> Your objective
Tally the lines below that contain "JSON". The number is the whole answer.

> Input data
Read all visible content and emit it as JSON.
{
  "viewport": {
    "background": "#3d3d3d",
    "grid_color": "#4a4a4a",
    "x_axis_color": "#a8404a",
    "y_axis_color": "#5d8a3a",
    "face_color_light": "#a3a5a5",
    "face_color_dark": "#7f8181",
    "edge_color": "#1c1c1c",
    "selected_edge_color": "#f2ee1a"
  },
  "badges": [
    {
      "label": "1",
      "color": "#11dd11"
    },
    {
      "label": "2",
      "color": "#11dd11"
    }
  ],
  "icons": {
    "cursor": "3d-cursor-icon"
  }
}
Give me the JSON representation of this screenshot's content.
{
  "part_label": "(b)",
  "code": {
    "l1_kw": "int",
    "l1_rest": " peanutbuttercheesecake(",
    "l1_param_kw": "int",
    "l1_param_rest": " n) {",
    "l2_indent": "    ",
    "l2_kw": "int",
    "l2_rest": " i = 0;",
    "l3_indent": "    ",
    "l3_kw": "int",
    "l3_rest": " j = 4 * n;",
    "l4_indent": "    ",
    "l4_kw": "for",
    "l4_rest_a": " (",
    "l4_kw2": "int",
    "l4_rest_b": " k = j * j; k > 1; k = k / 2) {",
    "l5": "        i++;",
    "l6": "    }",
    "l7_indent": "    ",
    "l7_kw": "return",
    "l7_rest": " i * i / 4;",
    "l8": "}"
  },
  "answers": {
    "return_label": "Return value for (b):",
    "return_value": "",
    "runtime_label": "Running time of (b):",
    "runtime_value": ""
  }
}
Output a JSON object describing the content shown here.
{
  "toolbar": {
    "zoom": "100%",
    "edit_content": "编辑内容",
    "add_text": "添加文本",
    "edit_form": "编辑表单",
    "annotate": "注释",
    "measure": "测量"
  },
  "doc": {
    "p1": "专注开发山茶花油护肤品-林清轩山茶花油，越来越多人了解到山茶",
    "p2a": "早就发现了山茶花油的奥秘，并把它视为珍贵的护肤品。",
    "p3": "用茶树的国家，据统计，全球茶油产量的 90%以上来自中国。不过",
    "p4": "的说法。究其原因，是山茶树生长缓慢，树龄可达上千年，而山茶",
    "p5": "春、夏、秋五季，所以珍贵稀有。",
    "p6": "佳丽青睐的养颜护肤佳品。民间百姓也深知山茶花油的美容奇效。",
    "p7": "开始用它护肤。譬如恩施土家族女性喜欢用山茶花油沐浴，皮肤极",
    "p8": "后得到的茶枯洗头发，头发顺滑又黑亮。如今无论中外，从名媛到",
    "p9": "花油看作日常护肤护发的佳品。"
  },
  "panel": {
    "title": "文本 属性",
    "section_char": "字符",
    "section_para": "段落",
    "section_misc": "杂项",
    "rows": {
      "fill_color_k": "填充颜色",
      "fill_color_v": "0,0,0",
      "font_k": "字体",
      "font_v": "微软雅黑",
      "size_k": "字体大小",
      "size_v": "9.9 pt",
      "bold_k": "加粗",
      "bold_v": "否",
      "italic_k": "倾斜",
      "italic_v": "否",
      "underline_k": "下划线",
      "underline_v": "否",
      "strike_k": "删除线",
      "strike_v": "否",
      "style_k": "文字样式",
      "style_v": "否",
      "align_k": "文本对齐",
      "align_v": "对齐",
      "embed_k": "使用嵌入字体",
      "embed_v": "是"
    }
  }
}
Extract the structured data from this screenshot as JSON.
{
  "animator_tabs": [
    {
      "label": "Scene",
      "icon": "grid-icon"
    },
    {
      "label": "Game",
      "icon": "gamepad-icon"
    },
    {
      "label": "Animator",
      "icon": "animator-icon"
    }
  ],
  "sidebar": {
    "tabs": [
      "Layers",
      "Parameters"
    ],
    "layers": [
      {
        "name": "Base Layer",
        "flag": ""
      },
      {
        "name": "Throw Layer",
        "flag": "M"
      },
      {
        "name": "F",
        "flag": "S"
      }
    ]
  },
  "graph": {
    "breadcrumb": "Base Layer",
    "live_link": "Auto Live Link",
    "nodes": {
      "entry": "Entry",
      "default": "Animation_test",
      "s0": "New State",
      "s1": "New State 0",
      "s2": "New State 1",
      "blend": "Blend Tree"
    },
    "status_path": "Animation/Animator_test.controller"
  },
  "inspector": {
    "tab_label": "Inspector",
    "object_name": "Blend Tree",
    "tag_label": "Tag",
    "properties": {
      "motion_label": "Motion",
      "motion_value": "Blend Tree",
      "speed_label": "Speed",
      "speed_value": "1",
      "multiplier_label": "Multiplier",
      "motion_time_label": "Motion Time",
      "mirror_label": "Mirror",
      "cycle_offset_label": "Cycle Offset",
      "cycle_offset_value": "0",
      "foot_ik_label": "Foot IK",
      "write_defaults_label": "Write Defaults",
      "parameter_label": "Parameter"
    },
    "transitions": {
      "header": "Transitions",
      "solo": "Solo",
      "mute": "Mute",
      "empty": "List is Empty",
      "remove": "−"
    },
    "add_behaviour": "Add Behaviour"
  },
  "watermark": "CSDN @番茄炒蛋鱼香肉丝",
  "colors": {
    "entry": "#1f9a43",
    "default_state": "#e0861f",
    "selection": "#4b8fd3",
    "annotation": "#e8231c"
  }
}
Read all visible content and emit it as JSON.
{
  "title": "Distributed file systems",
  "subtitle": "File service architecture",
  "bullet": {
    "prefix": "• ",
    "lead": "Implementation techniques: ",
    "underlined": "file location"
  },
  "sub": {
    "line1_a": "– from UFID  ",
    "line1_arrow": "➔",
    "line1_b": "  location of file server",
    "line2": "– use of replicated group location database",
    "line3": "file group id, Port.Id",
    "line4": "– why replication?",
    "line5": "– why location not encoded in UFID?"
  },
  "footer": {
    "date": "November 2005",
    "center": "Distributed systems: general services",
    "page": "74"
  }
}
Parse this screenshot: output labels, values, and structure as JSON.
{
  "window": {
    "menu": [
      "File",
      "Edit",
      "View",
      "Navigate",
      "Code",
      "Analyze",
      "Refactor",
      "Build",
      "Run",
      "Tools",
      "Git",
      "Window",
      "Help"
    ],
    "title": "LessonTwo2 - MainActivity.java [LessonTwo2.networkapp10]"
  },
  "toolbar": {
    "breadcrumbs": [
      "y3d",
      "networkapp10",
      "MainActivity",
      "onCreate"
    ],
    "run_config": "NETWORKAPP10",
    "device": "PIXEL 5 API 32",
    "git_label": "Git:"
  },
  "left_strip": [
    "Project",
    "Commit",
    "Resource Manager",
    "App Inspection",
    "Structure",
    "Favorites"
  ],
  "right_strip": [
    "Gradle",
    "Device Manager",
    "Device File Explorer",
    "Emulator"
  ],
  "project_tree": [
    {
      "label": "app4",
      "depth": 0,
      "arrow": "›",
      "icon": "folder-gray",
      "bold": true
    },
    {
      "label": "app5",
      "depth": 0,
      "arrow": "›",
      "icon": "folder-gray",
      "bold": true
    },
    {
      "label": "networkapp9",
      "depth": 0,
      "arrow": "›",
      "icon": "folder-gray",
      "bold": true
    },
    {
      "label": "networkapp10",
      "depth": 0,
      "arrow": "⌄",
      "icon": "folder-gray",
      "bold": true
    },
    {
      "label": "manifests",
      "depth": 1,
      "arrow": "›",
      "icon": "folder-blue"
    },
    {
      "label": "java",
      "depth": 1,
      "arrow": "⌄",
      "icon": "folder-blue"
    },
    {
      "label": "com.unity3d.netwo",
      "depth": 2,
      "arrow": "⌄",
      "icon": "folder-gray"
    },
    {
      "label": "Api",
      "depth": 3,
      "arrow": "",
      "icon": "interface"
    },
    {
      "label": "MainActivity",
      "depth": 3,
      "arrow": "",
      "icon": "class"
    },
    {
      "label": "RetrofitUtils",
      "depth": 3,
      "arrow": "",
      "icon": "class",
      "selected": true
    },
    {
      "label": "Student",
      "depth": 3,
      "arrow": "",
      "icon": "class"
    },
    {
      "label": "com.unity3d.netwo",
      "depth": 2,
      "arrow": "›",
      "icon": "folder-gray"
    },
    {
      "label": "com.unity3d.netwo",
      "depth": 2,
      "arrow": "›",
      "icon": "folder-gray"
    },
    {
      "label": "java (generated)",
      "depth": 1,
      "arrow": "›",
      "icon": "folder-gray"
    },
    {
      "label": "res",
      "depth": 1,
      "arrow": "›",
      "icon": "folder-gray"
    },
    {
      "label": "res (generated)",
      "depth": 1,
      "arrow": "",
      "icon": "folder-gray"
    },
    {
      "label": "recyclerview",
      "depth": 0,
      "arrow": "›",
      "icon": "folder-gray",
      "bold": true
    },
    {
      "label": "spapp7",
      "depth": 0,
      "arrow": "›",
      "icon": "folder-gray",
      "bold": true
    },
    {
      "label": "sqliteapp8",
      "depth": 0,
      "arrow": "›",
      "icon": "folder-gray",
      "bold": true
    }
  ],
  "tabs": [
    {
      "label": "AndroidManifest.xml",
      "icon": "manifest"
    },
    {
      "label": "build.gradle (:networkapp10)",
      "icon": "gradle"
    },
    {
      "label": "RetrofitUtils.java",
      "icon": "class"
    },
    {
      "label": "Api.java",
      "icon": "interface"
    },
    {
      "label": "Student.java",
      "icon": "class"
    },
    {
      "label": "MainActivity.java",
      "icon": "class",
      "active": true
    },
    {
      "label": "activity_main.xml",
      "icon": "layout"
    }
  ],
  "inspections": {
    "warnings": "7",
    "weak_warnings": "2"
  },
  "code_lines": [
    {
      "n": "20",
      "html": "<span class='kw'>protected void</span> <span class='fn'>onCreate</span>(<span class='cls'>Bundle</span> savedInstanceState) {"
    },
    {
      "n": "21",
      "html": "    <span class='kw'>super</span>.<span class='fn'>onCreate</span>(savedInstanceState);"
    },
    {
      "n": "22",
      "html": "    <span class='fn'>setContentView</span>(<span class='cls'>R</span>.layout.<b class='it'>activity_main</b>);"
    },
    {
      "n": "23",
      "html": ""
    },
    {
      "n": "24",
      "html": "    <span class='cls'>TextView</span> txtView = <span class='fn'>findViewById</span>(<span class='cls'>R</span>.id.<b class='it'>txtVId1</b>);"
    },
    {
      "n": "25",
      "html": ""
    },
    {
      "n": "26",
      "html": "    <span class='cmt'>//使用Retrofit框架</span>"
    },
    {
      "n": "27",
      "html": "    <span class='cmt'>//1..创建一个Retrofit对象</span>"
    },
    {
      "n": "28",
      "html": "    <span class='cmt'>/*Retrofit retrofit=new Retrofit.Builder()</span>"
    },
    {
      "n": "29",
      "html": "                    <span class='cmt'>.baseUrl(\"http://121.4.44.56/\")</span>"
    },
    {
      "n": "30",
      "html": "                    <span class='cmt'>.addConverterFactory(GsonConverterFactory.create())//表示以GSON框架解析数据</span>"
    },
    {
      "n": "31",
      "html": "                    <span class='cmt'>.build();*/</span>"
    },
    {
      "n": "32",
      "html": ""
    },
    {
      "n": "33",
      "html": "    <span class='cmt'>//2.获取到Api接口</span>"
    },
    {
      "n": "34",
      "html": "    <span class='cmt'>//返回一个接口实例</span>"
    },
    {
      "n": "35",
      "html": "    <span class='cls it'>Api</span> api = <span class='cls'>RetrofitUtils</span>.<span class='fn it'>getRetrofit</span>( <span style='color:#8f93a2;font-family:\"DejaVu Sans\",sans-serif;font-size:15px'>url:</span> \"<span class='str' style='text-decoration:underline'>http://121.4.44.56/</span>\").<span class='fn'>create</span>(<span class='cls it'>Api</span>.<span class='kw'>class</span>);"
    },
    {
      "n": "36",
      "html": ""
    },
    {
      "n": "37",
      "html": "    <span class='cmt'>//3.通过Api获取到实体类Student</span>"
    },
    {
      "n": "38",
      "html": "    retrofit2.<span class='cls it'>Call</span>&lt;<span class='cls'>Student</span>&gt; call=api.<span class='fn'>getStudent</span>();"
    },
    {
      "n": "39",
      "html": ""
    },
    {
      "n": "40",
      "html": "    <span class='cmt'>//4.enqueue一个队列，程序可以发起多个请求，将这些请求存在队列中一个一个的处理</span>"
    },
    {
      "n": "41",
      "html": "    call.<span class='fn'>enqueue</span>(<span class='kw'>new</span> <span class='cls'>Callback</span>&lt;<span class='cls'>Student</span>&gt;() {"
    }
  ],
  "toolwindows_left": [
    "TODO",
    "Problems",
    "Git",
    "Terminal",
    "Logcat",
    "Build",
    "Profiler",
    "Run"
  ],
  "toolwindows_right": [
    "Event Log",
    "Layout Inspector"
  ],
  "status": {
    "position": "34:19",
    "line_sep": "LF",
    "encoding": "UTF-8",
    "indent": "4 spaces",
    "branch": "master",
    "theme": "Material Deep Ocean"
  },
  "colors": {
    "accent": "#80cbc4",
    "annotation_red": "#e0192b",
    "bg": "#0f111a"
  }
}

> Response area
6